What’s in a hashtag? #InThisTogether: Fantasy and Fallacy
A Psychologist’s Perspective
For the past several months, once the coronavirus clearly landed in the US and started its sweep across the country, the message of unity and shared suffering has brought us together. As we have quarantined at home, found new ways to work, attend school, shop, exercise and stay in touch, we have been comforted by the message that we’re all in this together. That message has overtaken the twitter-sphere, and newscasters have used it while signing off their broadcasts. Through the fears of becoming sick and the anxieties around trying to stay healthy, some of the only solace we have gotten is by holding onto the belief that we are not alone.
Recent events, however, have shown us that this belief is nothing more than a wishful fantasy. The killings of Ahmaud Arbery, Breonna Taylor, George Floyd, and Rayshard Brooks, and the subsequent public outpouring of deep pain and outrage show us that we are farther apart than ever before. After the death of George Floyd, there was a sharp increase in clinically significant symptoms of anxiety and depression for Blacks (from an already high level of 36%, to 41%, per Census Bureau data.) Whites experienced no such increase.

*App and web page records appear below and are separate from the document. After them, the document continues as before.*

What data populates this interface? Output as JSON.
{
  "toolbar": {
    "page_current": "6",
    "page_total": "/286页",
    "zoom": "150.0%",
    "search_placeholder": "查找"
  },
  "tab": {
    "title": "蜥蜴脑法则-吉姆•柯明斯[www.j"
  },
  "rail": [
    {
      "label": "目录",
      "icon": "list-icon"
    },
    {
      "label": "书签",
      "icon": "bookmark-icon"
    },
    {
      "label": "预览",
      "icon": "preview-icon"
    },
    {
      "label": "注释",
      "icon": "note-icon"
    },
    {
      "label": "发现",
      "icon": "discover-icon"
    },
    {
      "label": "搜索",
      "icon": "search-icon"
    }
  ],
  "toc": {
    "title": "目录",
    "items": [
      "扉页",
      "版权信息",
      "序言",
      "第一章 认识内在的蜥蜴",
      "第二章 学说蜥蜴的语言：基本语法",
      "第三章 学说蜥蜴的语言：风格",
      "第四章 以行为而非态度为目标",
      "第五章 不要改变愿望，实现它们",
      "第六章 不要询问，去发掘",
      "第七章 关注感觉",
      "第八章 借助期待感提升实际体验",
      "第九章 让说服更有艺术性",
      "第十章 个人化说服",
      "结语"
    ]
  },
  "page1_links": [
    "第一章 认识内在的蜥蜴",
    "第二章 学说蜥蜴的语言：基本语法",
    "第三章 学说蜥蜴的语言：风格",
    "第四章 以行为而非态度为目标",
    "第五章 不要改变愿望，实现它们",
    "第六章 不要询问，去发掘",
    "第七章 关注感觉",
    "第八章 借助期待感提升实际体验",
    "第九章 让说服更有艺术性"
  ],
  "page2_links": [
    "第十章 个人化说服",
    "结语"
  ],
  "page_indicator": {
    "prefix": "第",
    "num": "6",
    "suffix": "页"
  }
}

The differences in how Blacks and whites are experiencing these traumas stem from generations of institutional and individual racism that pervade our society, even our mental health care system. They reveal that we have never really been in this together.
When the pandemic hit, many people who look like me could easily transfer their work to video or phone, and had to deal mainly with the anxiety and loneliness of isolation. Black and brown people disproportionately kept working. They prepared and delivered the food we ordered; they drove the buses; they cleaned our hospitals; they nursed our elderly. This disparity is one reason that they have gotten infected and died at disturbingly disproportionate rates. In my city of Chicago, African-Americans make up a little less than a third of the population, but they account for more than half of those who have tested positive and 72% of virus-related deaths. Ratios are similar in Illinois, and in other states from Michigan to New York to Louisiana. Clearly, we are not all in this together, in the same ways.
Before the pandemic hit, there were stark differences that cut across racial and economic lines. In Chicago, decades of segregation have divided the city into Black neighborhoods, Polish neighborhoods, German neighborhoods, etc. In the Black neighborhoods, basic resources — quality education, safe streets, adequate grocery stores, access to physical and mental healthcare — are poorly funded and maintained. Exposure to chronic stress and poverty have real, measurable effects on our bodies and minds; the life expectancy of Blacks in Chicago is 8.8 years shorter than that of whites, and regular exposure to racism increases the chances of developing depression and serious mental illness.
It has never been so clear that we are not all in this together. This cheery slogan that provided some initial solace and sense of unity has become just another empty marketing slogan. While corporations may hang on to it in order to eke out some sales during this economic slowdown, it only reveals their tin ear.
There is a lot of work to do in order to clean up the messes we’ve made. My field can help in many ways. We can address our own racist issues — our tendency to over-diagnose, mis-diagnose and pathologize people of color instead of understanding the impact of racism on their psyches; lack of access and availability of quality therapy for those who need it most; embarrassing racial disparities in academia and leadership positions in the profession. We can also take this opportunity to eliminate some of the marketing slogans that have been used in my field (“chemical imbalance,” “evidence-based therapy,” and the new misnomer “text therapy.”) These marketing slogans have created a lot of confusion on many fronts; one very unfortunate result is how they’ve contributed to making in-depth, individualized, highly effective therapies increasingly rare for those without means.
I’m heartened to see conversations opening up on anti-racism. I’m proud to see people of all colors marching together in peaceful protest with the goals of justice, respect and truly equal opportunity. They make me hopeful that one day we will all be in this together. No hashtags needed.
Linda Michaels is a psychologist. She serves as co-chair of the Psychotherapy Action Network (PsiAN) and is a fellow of the Lauder Institute Global MBA program. She lives in Chicago, Illinois.